While such tilted orbits have been found in planetary systems featuring a so-called hot Jupiter -- a giant planet in a close orbit to its host star -- until now such a thing had not been seen in multiplanetary systems without such a big "interloping" planet, they reported.
"This is a new level of detail about the architecture of a planetary system outside our solar system," Iowa State University physics and astronomy Professor Steve Kawaler, a co-author of the study, said. "These studies allow us to draw a detailed picture of a distant system that provides a new and critical test of our understanding of how these very alien solar systems are structured."
Two planets in close orbits and a massive third planet in a distant orbit circle Kepler-56, an aging red giant star about 3,000 light years from Earth, the researchers said.

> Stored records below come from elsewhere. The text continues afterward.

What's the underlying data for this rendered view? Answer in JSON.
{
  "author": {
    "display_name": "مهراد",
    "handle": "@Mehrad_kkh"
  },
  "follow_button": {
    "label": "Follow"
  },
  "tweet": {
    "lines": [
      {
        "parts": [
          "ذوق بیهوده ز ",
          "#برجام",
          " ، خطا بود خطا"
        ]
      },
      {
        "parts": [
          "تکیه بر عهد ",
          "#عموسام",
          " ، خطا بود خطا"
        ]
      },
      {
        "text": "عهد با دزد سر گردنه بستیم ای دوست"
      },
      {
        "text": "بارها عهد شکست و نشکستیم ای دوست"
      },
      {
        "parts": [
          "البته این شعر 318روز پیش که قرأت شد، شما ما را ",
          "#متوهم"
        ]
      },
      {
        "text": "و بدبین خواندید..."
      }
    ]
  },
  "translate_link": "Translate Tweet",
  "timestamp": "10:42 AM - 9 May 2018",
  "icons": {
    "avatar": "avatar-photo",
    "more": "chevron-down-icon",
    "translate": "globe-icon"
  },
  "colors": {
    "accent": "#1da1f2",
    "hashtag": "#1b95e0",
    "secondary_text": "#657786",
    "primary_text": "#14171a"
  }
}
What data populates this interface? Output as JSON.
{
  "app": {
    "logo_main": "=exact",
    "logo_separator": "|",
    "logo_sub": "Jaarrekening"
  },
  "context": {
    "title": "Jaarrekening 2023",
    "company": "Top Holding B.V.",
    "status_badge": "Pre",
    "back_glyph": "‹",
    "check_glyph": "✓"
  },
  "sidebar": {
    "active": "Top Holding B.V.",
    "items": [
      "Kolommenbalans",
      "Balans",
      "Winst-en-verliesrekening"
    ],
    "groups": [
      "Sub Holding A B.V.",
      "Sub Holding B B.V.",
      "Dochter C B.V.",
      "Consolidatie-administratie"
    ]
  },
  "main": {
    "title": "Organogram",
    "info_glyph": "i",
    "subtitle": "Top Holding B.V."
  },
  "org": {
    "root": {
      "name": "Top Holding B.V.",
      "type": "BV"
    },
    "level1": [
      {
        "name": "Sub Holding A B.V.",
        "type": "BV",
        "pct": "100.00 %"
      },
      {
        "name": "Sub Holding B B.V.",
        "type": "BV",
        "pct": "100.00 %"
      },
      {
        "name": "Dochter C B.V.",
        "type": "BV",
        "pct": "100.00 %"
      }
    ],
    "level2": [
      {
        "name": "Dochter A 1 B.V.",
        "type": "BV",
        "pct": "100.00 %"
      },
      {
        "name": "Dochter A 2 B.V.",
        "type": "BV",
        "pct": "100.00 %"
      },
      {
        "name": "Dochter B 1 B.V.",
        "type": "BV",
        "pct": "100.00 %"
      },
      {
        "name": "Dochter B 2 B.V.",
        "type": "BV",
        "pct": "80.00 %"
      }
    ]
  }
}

Generally the simplest way for a planetary system to develop is with orbits in the same plane as the host star's equator, they said, as they coalesce from a thin disk of dust and gas surrounding the host star.
As an example, all the planets in our solar system orbit within 7 degrees of the sun's equator.
A tilted orbit can mean a planet had a traumatic youth, pulled into a different plane after encountering another planet, the researchers said.
That's generally the case with migrating hot Jupiter that encounter other planets and material, resulting in a higher chance of tilted orbits.
In the case of Kepler-56, however, the more massive outer planet -- in a fairly normal orbit -- seems to be maintaining the tilted orbits of the two inner planets.
"It issues a continuous tug on the orbit of the smaller ones, pulling them into their inclined orbits," Kawaler said.
The finding is strong evidence tilted planetary orbits are possible even in systems that don't contain a hot Jupiter, the astronomers said.
The study by Kawaler and lead author Daniel Huber of NASA's Ames Research Center in Mountain View, Calif., has been published in the journal Science.